Indian Government many initiative to Promote Multicultural Worksites. Government of India brought in reservation in the state sector on the basis of Mandal commission report. This initiative helped formerly disqualified social groups an entry into the state sector and thereby state sector reflect India's diverse demographic pattern. Sachar Committee recommended for providing incentives to enhance diversity and suggested that companies providing opportunity to all communities should be branded as 'Equal opportunity Institutions' and should be eligible for government incentives.

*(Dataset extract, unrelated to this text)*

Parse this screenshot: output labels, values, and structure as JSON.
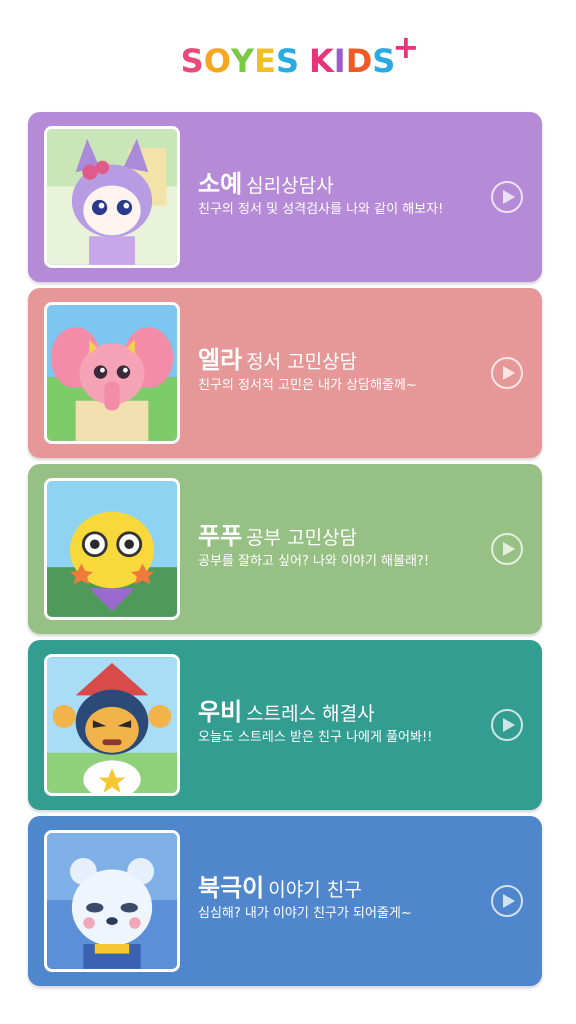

To summarize, multiculturalism is simply a demographic descriptor of diverse population. Multiculturalism can be used as a normative ideal to be aspired to or philosophical concept about how a diverse society should be organised to be a just. Multiculturalism is demarcated as a organised society cantered around defined cultural ideal instead of a collection of ghettoised individual cultural components. It undertakes that culture is enhanced by diversity rather than contaminated by it and that the diverse cultural elements exist within a cultural casing that creates its own common ground. Fairness, equality, non-discrimination and justice are viewed as all-important bases of multiculturalism. Modern international management literature has identified that the management of multicultural teams is an important feature of human resource management.